_Work request_
Which of the lines below hold "RAW原图"? Please return each one.

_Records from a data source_
::::::::::
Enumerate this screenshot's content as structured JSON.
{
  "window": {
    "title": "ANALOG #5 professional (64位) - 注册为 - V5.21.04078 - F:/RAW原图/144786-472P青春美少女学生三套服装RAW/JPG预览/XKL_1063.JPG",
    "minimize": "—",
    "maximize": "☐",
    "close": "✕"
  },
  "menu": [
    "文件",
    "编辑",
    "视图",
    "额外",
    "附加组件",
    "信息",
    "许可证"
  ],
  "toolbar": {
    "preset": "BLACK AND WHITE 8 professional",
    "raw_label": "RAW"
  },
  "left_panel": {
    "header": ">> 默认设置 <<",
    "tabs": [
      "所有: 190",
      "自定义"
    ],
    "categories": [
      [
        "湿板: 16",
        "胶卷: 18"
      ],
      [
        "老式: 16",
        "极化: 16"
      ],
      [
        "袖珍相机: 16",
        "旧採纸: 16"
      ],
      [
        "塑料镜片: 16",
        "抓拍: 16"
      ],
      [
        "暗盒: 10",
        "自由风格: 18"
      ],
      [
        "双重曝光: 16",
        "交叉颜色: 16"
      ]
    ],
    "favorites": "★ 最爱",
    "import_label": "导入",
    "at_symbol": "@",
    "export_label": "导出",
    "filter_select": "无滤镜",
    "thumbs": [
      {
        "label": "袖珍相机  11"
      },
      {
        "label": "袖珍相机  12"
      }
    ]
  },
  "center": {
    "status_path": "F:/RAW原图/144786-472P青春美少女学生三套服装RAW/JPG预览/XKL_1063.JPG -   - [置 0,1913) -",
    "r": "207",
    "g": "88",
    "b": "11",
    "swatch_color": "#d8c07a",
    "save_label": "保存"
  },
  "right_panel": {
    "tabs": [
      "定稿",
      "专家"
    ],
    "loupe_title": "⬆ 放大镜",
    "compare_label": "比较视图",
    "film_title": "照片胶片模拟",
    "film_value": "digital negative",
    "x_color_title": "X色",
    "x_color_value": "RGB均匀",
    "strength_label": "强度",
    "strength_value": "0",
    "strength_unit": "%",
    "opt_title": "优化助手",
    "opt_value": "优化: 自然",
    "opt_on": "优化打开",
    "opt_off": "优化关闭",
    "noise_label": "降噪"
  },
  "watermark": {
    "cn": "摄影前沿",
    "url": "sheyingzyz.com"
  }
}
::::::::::
_Solved problem_
    "title": "ANALOG #5 professional (64位) - 注册为 - V5.21.04078 - F:/RAW原图/144786-472P青春美少女学生三套服装RAW/JPG预览/XKL_1063.JPG",
    "status_path": "F:/RAW原图/144786-472P青春美少女学生三套服装RAW/JPG预览/XKL_1063.JPG -   - [置 0,1913) -",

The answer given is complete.